Rosie Latimer's thesis is titled, "Emerging Issues In Sexual Health: Mycoplasma Genitalium And 'Stealthing'. She was supervised by Prof Catriona Bradshaw, Dr Lenka Vodstrcil and Prof Kit Fairley, all in the Melbourne Sexual Health Centre.
Wendy Wang's thesis is titled, "Detecting Cognitive Impairments in Idiopathic Intracranial Hypertension using Neuropsychological and Ocular Motor Testing". She was supervised by Prof Joanne Fielding, Prof Anneke van der Walt and Dr Meaghan Clough in the Department of Neuroscience.
Rosie's thesis examines two emerging issues in sexual health; Mycoplasma genitalium, a relatively recently discovered STI, and ‘stealthing’, a recently discussed sexual practice. Overall, the thesis has contributed to the international literature on the prevalence of Mycoplasma genitalium, and its contribution to clinical presentations in men and women, including PID and co-infection, and provides the first estimates of ‘stealthing’ in a large population of sexual health attendees.
Cognitive impairment in idiopathic intracranial hypertension (IIH) is poorly understood. Wendy's thesis demonstrates cognitive impairment in patients with IIH that was persistent for up to six months following diagnosis and unrelated to most clinical features, which supports the inclusion of cognitive monitoring in comprehensive IIH management.
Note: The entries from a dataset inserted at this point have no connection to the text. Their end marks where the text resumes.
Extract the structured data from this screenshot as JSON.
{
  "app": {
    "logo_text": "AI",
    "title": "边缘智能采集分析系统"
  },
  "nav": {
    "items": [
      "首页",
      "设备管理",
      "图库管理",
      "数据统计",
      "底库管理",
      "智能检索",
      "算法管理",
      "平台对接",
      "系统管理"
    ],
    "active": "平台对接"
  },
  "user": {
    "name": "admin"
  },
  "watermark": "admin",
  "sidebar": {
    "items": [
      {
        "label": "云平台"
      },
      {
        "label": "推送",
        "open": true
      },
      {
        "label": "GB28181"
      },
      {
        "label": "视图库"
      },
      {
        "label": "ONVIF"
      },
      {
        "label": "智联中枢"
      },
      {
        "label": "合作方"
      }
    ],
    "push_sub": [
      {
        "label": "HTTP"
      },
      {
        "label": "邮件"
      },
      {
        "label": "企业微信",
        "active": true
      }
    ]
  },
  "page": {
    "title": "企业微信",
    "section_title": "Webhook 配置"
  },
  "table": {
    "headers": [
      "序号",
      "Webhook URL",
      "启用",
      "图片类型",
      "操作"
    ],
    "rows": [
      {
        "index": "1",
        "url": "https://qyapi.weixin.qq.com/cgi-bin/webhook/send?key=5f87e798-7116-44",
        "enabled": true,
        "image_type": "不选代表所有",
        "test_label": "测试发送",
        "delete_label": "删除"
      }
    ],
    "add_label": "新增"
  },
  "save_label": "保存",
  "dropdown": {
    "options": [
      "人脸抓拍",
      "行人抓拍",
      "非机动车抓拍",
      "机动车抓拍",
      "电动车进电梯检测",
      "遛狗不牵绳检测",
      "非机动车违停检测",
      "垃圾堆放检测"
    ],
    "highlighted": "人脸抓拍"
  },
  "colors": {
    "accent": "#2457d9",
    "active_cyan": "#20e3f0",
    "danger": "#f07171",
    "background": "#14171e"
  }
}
Best wishes to both graduates on their future scientific careers!